### Data for processing ###

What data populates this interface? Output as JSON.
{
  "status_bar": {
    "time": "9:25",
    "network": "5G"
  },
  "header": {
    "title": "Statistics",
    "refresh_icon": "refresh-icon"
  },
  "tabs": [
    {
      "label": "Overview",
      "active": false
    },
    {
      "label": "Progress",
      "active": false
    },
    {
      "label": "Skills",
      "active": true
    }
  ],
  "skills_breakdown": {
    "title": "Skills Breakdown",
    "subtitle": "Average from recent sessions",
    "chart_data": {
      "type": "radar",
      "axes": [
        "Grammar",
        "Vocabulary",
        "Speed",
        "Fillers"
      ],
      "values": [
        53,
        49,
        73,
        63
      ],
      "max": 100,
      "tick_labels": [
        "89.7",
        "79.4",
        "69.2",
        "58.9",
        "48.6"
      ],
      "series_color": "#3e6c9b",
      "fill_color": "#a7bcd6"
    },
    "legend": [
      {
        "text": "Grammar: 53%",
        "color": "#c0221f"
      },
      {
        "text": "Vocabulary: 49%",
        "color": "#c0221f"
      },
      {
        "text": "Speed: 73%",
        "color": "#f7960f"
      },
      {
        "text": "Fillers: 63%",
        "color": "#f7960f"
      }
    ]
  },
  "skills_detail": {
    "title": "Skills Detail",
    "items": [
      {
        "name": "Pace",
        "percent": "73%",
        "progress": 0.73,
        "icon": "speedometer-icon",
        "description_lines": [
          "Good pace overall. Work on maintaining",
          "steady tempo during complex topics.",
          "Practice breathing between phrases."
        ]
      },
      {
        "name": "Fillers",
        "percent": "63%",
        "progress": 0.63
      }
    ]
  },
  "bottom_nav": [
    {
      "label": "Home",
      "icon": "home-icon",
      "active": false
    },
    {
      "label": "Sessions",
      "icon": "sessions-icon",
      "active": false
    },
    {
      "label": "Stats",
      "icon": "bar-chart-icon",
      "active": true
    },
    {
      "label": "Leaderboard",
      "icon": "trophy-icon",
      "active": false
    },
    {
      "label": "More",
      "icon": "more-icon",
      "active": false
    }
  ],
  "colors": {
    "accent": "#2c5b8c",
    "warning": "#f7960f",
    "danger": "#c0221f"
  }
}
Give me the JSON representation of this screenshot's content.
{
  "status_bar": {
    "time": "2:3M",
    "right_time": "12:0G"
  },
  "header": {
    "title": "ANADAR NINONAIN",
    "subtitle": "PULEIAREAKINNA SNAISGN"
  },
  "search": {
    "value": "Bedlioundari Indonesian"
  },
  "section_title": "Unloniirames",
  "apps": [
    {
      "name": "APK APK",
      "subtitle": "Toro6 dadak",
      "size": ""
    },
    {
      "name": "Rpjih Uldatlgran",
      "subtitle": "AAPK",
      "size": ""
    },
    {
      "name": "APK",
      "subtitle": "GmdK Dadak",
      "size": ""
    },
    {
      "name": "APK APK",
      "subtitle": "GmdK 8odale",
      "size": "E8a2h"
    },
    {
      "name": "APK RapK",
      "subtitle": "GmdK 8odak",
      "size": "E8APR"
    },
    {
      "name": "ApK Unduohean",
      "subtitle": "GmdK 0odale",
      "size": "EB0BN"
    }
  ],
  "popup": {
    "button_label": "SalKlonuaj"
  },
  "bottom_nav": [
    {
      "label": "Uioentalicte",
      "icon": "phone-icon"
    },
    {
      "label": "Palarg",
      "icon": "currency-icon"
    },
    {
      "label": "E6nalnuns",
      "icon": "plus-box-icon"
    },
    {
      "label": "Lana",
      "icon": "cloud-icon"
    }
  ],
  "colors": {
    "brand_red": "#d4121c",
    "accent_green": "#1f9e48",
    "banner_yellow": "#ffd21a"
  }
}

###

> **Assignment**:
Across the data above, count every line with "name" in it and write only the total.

> **Written answer**:
8